* _WHAT IS NEEDED_: What you give back must match the data character for character.

·····

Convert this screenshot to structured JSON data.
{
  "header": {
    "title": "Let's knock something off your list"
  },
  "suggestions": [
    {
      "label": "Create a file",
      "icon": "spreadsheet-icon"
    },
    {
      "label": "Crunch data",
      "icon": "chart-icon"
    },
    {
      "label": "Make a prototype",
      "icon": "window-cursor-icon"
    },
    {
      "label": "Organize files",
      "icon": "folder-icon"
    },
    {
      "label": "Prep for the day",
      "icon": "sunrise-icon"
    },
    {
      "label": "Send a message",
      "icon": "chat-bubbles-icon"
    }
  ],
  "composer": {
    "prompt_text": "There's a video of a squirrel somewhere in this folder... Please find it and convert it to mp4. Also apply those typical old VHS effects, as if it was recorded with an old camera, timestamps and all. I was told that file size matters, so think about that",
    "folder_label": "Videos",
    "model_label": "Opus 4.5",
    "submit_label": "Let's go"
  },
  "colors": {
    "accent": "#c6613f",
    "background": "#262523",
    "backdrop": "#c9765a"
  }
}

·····

* _SOLUTION FOR THIS PROBLEM_:
Convert this screenshot to structured JSON data.
{
  "header": {
    "title": "Let's knock something off your list"
  },
  "suggestions": [
    {
      "label": "Create a file",
      "icon": "spreadsheet-icon"
    },
    {
      "label": "Crunch data",
      "icon": "chart-icon"
    },
    {
      "label": "Make a prototype",
      "icon": "window-cursor-icon"
    },
    {
      "label": "Organize files",
      "icon": "folder-icon"
    },
    {
      "label": "Prep for the day",
      "icon": "sunrise-icon"
    },
    {
      "label": "Send a message",
      "icon": "chat-bubbles-icon"
    }
  ],
  "composer": {
    "prompt_text": "There's a video of a squirrel somewhere in this folder... Please find it and convert it to mp4. Also apply those typical old VHS effects, as if it was recorded with an old camera, timestamps and all. I was told that file size matters, so think about that",
    "folder_label": "Videos",
    "model_label": "Opus 4.5",
    "submit_label": "Let's go"
  },
  "colors": {
    "accent": "#c6613f",
    "background": "#262523",
    "backdrop": "#c9765a"
  }
}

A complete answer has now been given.